The tourism, travel and hospitality industries have been hit the hardest by the Covid-19 pandemic, a report by Institute of Management Accountants (IMA) said.
Accordingly, the survey report results reflect an across-the-board decline in revenue, with very large companies most likely to have experienced a considerable decline in revenue.
“Despite the general decline in revenues among firms of all sizes, one-third of our survey respondents felt they were doing better than their competition, and fewer than 10 per cent felt they were lagging behind their competitors,” IMA said in a statement.

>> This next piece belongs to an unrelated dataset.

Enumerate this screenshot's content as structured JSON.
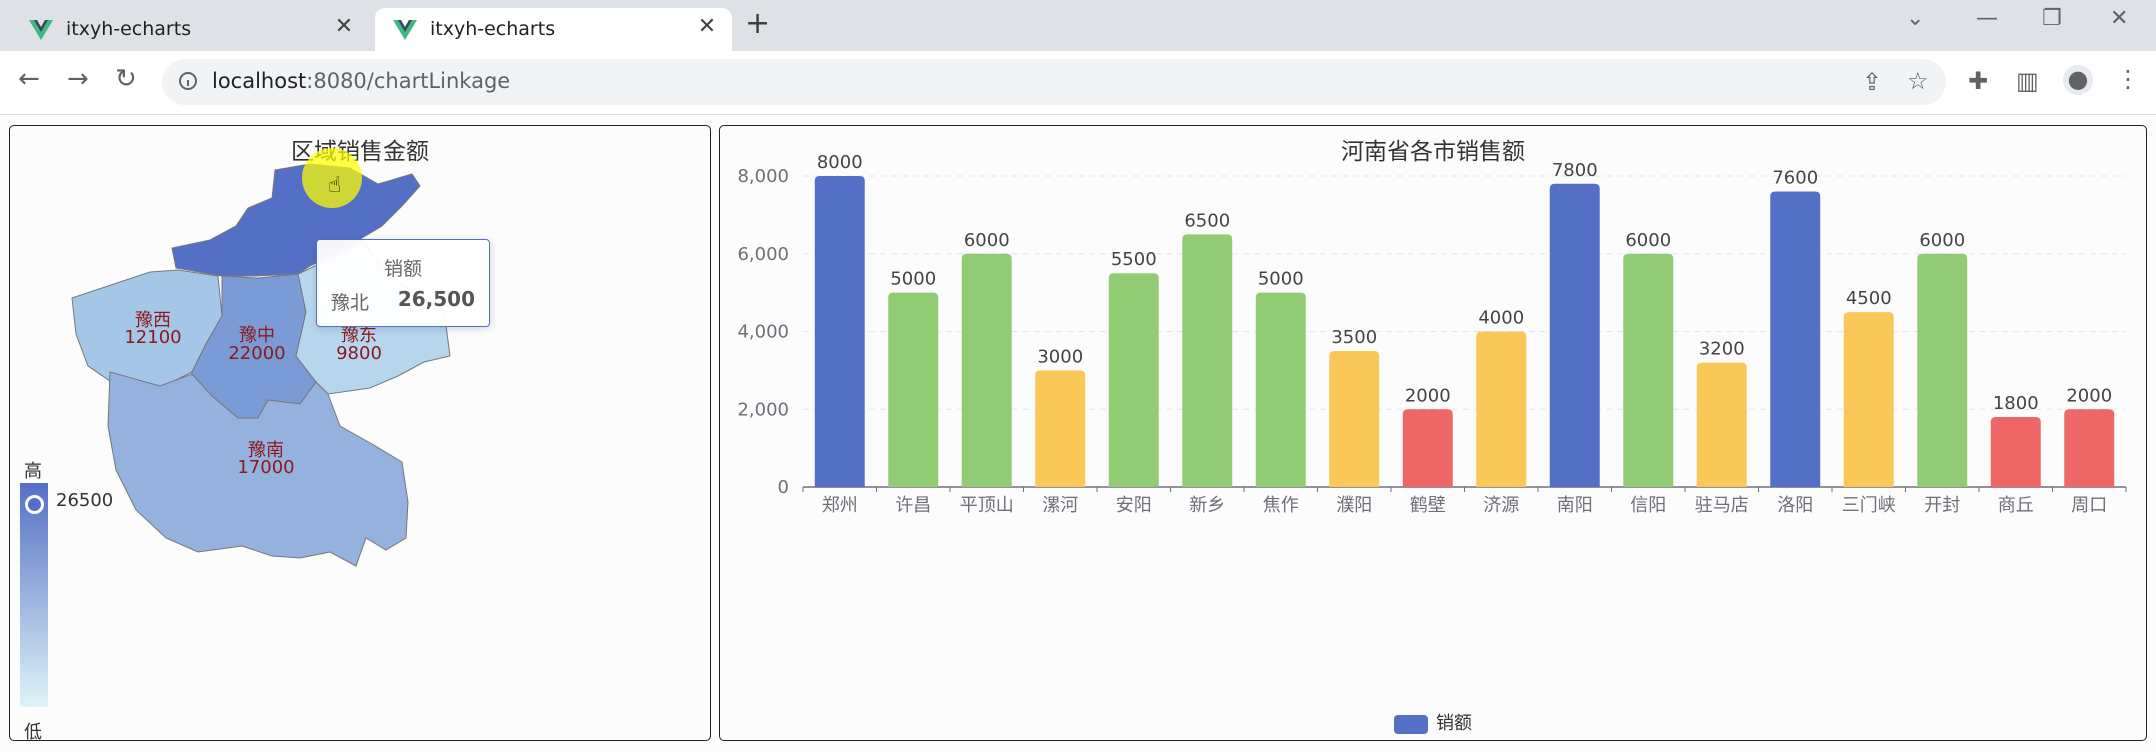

“Companies’ beliefs in how they were faring compared to their competitors was influenced by firm size: larger firms (greater than 1,000 employees) were more likely (39 per cent) to believe they were ahead of their competition than smaller (less than 100 employees) ones (29 per cent).”
Besides, financial professionals’ employed with tourism, travel and hospitality industry have also been the hardest hit by the pandemic. According to the report, 13 per cent of financial professionals’ employed with tourism, travel and hospitality industry were furloughed and 58 per cent received pay cuts.
“Also, relatively hard hit were professionals in the government, not-for-profit, and education sectors, 5 per cent of whom were furloughed and 52 per cent receiving a salary decrease.”
“By contrast, the sectors that showed the highest resilience were accounting and finance followed by IT, telecom, and tech, followed by financial services, banking, and real estate.”
The report is based on a survey of 1,481 accounting and finance professionals located in five countries: China, India, Saudi Arabia (KSA), the United Arab Emirates (UAE), and the United States (U.S.).
Furthermore, the report highlighted a board revenue decline – with large companies suffering more than their smaller counterparts.
Interestingly, the report cited that many companies reported that despite the pandemic, they are faring better than the competition.
“Only a marginal few confided that they were worse off than their peers. From a staffing perspective, only half the companies surveyed revealed that they retrenched employees during this period.”
“The pandemic has affected employment and the compensation of those still employed. Most survey respondents revealed that they have had a reduction in their compensation, either in salary, bonus, or both.” (IANS)